Harmony by Carolyn Parkhurst
More than any other book I’ve read, Carolyn Parkhurst’s latest novel absolutely nails what it’s like to be the mom of a child with autism. Her descriptions were spot-on and so familiar to me that at times I was moved to tears. This is a story about a family desperate for healing and wholeness, a family willing to do anything to help their child, and the heartbreaking consequences that happen as a result. I highly recommend this one, especially for parents of special needs kids. 5/5 stars
The Mothers by Brit Bennett

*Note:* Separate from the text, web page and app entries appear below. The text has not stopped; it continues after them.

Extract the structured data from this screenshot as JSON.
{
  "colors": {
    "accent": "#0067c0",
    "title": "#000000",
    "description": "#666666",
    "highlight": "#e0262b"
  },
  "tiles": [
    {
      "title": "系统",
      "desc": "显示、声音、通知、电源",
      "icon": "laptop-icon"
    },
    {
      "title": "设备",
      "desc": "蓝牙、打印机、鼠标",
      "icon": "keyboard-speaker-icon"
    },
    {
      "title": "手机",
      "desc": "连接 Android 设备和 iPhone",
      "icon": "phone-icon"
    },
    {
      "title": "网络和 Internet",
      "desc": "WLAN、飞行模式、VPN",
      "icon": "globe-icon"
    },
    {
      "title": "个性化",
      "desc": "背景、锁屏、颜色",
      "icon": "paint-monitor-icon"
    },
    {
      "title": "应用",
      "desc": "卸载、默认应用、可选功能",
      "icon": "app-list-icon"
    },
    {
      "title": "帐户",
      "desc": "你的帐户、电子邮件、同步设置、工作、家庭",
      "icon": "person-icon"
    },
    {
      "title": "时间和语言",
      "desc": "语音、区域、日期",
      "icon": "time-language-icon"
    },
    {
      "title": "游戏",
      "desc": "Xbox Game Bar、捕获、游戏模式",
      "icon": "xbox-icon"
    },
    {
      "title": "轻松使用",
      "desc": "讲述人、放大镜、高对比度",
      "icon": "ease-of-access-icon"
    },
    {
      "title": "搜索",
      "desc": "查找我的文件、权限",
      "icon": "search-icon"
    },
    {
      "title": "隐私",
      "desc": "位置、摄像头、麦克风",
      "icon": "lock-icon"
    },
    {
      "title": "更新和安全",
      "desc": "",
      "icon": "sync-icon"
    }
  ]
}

Fantastic writing, an un-put-downable plot, and incredibly deep characters made this one of my favorites this year. It’s a story about life choices, friendship, betrayal, and the constant wondering what our lives would be like if we’d taken different paths. I simply loved this one. Reminded me a little of Before We Visit the Goddess, another favorite read. 5/5 stars
The Bookshop on the Corner by Jenny Colgan
Yes, yes, yes!! This is a fluffy little book with lots of sugar on top and I adored it. Absolute, pure unadulterated chick lit that made me want to sell all my stuff, move to Scotland and open a mobile bookstore. And can I just say, the romantic interest in this story — a Scottish farmer named Lennox — absolutely made the novel for me. He’s like a mashup of Wuthering Heights’ Heathcliff and Jamie Fraser from Outlander. Mmmmmm. . . dreamy. 5/5 stars
As you see, there’s a little bit of something for everyone in this list! Please send me your recommendations as well– I always love hearing from you! What made your favorite fiction list of 2016?
*Disclosure: Amazon affiliate links included in this post.